**What to do**
What is needed is a faithful copy of all the records.

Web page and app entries
+++
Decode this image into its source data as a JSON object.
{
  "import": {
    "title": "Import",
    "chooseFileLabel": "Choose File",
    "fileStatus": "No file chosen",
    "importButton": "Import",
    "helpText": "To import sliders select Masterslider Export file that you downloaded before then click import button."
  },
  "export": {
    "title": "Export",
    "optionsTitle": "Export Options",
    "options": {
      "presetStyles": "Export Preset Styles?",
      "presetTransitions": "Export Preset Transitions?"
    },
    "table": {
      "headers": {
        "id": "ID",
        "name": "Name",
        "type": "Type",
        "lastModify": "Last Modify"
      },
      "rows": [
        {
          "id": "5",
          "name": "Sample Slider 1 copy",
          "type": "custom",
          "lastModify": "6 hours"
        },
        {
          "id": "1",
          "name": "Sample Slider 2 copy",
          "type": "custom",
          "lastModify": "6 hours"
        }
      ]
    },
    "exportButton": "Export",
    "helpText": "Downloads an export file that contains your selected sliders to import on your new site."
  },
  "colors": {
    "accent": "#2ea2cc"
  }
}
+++
**Problem solution**
Decode this image into its source data as a JSON object.
{
  "import": {
    "title": "Import",
    "chooseFileLabel": "Choose File",
    "fileStatus": "No file chosen",
    "importButton": "Import",
    "helpText": "To import sliders select Masterslider Export file that you downloaded before then click import button."
  },
  "export": {
    "title": "Export",
    "optionsTitle": "Export Options",
    "options": {
      "presetStyles": "Export Preset Styles?",
      "presetTransitions": "Export Preset Transitions?"
    },
    "table": {
      "headers": {
        "id": "ID",
        "name": "Name",
        "type": "Type",
        "lastModify": "Last Modify"
      },
      "rows": [
        {
          "id": "5",
          "name": "Sample Slider 1 copy",
          "type": "custom",
          "lastModify": "6 hours"
        },
        {
          "id": "1",
          "name": "Sample Slider 2 copy",
          "type": "custom",
          "lastModify": "6 hours"
        }
      ]
    },
    "exportButton": "Export",
    "helpText": "Downloads an export file that contains your selected sliders to import on your new site."
  },
  "colors": {
    "accent": "#2ea2cc"
  }
}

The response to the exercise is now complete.